We could have written the explanation proactively for the end users.
We are also having conversations with all our software and hardware suppliers to get their support for a longer time for our more recent products. On Fairphone 3, unfortunately, the manufacturer declined to offer us long-term commitment for firmware support.
Why wasn’t this issue included in the release notes?
We were aware of this issue before beginning the roll-out of the latest update, but failed to include it in the release notes. This is a major oversight and should not have happened. We realize that we need to be more proactive about how to communicate and present known issues/regressions and potential workarounds before releasing updates to the public.
That said, this only affects apps with higher security requirements, like banking apps. In general, you can keep using the fingerprint sensor normally.
If Fairphone was aware of this, why did you choose to release the update, anyways?
Some workarounds could be put in place, see the section “What do do for the affected users?”. This is not convenient for the users using the fingerprint sensor with some apps, but they can still use those apps, unlocking them via PIN/password. In this case, we prioritize continuing software support despite losing this feature.
If the fingerprint sensor is certified as “weak”, does this mean it is not safe to use / wasn’t safe to use before the Android update?
Android security requirements changed with Android 13, which require changes in the firmware of the fingerprint sensor. Because of the lack of this firmware update, the fingerprint sensor could not be qualified “Strong” anymore and “Strong” could be a prerequisite for some apps to use it, like the banking apps. Weak is one of the categories of the Android Compatibility Definition Document (CDD) which evaluates the security of a biometric implementation. The Biometric Class “weak” (called class 2) now is considered “secure” but not secured as the Strong level, see the Android specification (the table below describes each class for new Android devices). Biometric security is classified using the results from the architectural security and spoofability tests. A biometric implementation can be classified as either Class 3 (formerly Strong), Class 2, (formerly Weak), or Class 1 (formerly Convenience).

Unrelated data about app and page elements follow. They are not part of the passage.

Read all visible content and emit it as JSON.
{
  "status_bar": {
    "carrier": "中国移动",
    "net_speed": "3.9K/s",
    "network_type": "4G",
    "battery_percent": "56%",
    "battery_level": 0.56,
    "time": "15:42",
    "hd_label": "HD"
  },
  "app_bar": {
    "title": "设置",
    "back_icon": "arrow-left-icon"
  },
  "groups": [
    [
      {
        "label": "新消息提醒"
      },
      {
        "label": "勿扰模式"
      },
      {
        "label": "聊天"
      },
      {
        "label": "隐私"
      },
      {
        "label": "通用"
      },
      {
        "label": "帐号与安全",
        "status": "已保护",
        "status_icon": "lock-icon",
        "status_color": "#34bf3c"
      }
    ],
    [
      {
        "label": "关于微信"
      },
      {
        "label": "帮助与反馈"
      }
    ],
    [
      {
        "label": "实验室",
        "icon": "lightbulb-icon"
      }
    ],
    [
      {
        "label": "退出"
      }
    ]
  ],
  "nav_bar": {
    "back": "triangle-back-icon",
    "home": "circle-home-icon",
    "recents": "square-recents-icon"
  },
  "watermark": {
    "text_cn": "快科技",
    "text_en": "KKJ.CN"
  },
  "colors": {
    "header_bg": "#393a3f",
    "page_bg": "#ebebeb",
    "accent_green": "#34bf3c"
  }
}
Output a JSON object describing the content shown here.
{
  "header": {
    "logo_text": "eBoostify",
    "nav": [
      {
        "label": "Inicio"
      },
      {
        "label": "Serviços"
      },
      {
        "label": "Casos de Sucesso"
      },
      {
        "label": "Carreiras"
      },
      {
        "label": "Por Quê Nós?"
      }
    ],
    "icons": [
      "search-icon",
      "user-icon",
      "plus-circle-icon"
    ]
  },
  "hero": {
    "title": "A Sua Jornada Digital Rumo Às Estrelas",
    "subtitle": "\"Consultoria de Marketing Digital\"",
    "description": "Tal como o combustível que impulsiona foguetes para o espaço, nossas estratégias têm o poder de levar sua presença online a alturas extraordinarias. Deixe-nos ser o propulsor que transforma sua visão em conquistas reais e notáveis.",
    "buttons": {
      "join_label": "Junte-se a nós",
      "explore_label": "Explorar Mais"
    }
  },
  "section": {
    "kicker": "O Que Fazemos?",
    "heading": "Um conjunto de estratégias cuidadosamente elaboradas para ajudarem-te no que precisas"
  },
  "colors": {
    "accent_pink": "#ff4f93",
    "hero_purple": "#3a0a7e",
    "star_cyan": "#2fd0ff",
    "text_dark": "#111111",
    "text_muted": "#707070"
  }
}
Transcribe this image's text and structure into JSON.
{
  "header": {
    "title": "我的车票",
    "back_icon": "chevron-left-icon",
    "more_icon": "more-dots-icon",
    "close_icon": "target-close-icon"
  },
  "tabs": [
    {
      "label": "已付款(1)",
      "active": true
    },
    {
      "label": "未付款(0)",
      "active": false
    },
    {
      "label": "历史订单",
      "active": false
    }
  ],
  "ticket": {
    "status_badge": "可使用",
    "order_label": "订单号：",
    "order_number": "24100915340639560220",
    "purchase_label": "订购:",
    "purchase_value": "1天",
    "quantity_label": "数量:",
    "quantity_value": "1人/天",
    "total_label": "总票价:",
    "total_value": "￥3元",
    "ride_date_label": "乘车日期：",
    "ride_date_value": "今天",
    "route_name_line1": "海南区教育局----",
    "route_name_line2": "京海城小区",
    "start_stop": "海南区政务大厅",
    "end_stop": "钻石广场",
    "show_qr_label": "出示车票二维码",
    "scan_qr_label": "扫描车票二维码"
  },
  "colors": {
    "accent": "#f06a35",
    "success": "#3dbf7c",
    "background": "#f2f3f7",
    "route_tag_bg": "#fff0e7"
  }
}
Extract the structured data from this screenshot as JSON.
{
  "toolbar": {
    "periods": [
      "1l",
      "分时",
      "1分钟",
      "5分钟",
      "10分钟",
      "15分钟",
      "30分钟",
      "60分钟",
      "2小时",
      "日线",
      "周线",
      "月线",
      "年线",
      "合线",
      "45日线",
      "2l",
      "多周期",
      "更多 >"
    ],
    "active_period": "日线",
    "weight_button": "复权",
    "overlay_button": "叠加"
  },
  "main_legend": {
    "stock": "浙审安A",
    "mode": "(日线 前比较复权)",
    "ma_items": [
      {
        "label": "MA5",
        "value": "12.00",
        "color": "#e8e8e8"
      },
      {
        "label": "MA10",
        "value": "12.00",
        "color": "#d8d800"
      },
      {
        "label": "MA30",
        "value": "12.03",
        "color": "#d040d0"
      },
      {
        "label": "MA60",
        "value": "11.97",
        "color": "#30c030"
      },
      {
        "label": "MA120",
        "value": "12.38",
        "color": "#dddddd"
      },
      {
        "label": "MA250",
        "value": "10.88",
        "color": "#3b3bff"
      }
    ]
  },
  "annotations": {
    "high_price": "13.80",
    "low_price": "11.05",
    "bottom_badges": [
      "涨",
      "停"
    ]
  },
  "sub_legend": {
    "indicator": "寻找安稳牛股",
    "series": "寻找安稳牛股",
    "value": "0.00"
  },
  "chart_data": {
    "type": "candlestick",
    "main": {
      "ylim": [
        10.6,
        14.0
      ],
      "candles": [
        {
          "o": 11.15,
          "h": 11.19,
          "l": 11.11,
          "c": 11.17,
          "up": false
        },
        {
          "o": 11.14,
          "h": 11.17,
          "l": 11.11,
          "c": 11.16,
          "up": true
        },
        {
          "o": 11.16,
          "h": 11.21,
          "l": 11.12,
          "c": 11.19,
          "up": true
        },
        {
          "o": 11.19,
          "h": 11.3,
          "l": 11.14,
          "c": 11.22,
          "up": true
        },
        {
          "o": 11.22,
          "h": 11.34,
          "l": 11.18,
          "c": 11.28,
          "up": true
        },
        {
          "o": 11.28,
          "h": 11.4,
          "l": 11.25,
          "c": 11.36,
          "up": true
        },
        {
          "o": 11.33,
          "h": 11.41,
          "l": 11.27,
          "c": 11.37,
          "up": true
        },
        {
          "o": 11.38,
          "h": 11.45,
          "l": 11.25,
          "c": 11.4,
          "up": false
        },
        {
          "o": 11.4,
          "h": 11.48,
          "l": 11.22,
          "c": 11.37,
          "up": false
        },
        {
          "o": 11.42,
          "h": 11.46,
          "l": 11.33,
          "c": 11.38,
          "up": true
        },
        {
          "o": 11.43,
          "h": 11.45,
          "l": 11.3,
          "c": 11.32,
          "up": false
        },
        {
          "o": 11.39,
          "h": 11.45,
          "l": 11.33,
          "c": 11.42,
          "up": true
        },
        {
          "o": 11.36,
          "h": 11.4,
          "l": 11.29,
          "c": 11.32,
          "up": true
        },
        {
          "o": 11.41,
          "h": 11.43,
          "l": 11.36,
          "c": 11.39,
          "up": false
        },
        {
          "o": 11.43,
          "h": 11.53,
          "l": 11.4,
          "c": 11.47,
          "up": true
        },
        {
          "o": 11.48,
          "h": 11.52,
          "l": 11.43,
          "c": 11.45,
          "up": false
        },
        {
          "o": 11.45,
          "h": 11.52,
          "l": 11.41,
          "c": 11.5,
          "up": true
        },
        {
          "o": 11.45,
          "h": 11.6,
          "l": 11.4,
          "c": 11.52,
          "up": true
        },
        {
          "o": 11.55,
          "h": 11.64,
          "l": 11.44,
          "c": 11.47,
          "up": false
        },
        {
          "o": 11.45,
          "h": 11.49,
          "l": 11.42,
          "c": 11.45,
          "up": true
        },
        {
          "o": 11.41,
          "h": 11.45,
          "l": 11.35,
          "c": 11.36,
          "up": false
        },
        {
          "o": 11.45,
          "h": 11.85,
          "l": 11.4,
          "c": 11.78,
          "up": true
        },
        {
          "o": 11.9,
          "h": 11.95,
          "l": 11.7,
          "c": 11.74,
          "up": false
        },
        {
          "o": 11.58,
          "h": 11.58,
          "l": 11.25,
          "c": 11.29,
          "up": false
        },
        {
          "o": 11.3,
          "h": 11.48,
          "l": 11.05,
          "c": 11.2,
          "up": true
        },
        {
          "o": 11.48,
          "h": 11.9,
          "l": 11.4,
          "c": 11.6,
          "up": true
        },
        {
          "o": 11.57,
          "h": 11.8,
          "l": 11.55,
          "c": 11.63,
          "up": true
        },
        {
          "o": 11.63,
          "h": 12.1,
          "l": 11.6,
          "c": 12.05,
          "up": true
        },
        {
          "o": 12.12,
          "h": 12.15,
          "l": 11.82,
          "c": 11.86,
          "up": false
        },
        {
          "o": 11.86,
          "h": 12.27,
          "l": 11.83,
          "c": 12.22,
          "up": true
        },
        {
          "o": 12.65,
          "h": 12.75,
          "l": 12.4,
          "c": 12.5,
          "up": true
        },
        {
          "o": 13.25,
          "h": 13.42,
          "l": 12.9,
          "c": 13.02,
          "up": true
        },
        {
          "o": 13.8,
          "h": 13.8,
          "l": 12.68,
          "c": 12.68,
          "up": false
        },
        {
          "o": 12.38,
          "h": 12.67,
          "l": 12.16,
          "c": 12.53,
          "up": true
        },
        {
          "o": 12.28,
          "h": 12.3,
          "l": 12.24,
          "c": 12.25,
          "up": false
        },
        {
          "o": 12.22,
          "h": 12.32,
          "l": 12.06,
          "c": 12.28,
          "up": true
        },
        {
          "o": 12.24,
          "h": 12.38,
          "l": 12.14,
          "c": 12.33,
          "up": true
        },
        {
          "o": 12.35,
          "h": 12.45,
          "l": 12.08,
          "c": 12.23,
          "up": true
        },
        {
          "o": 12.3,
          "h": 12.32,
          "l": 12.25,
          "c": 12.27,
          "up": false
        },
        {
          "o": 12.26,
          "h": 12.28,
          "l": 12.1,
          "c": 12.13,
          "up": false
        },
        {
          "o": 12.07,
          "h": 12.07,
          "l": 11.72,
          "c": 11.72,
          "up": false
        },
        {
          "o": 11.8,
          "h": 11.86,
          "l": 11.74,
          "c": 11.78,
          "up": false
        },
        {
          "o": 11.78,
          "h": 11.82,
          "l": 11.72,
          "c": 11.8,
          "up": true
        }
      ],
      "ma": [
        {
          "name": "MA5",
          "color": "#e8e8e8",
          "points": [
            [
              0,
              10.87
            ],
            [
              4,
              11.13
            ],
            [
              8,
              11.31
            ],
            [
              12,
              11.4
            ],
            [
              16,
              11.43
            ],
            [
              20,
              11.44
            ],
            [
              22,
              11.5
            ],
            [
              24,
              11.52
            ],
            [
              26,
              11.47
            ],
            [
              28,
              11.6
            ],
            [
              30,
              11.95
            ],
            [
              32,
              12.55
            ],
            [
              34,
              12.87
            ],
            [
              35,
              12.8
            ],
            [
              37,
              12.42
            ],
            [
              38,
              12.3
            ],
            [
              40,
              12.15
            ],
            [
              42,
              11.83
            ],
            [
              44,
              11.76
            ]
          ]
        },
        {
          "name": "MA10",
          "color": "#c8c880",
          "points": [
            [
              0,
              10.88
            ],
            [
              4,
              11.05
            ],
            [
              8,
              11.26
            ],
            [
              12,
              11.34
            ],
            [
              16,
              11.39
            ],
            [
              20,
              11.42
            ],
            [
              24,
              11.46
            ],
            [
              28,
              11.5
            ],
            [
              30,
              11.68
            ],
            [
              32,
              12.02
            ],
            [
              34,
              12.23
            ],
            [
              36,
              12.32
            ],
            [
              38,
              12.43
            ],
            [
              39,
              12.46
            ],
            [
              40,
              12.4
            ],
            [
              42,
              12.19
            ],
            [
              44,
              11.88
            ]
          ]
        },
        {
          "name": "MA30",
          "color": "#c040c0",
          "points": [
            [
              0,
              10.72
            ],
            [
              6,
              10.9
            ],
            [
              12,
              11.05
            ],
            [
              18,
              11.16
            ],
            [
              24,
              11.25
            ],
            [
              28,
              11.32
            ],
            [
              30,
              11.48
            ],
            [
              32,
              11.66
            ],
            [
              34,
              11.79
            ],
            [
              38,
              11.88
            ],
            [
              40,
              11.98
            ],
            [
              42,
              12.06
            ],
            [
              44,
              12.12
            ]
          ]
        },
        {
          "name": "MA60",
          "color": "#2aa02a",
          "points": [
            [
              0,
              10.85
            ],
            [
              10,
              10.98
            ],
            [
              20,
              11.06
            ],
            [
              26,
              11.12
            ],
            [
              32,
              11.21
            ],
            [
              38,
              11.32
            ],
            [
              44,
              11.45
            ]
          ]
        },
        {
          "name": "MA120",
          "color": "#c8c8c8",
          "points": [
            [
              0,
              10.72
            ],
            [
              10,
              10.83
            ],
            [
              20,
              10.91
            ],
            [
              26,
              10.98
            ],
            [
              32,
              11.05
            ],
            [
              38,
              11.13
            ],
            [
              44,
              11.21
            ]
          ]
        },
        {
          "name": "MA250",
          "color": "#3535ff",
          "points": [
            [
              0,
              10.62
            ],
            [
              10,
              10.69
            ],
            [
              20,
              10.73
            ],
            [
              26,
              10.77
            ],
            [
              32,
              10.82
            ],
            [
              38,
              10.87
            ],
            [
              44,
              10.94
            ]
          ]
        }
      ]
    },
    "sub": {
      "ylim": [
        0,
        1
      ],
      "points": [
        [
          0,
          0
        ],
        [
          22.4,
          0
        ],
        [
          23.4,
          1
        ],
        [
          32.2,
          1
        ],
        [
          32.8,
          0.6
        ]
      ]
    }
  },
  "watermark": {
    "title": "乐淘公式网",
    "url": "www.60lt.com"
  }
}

Will I no longer be able to access my banking app / other apps that I usually use the biometric login for?
All apps that offer biometric login also offer the option to login using your password or pin code. This issue, therefore, does not mean you will not be able to access your apps at all.
(When) will you fix this? Is there a workaround?
Fix not, workaround yes: Affected apps can still be unlocked via PIN/password, which is by default configured as a fallback option in any context that makes use of the fingerprint sensor.
(How) can I go back to Android 11 to get the functionality of the fingerprint sensor back?
Going back to Android 11 will not solve this issue: Android 11 will eventually run out of security support. Apps with high-security requirements won’t work anymore at that point – these will be more or less the same apps that require strong fingerprint security. As a temporary workaround, it is, however, possible to go back to Android 11. Please see https://support.fairphone.com/hc/en-us/articles/360048050332 for instructions on how to manually install older Android versions.
Will the fingerprint sensor on the Fairphone 4 stop working as well, once the Fairphone 4 receives the Android 13 update?
No, as the fingerprint manufacturer for the Fairphone 4 didn’t drop the support. We’re also already preparing now to avoid similar situations for Fairphone 4 as much as possible.
I use another alternative operating system on my Fairphone 3/3+. Will this issue affect me as well?
Yes. Alternative operating systems all use the same fingerprint firmware as our official software, since there is no alternative or open source firmware available for Fairphone 3’s sensor. Therefore, in terms of fingerprint detection and spoofing security (reproducing someone else’s fingerprint), other systems will be as secure as our official one.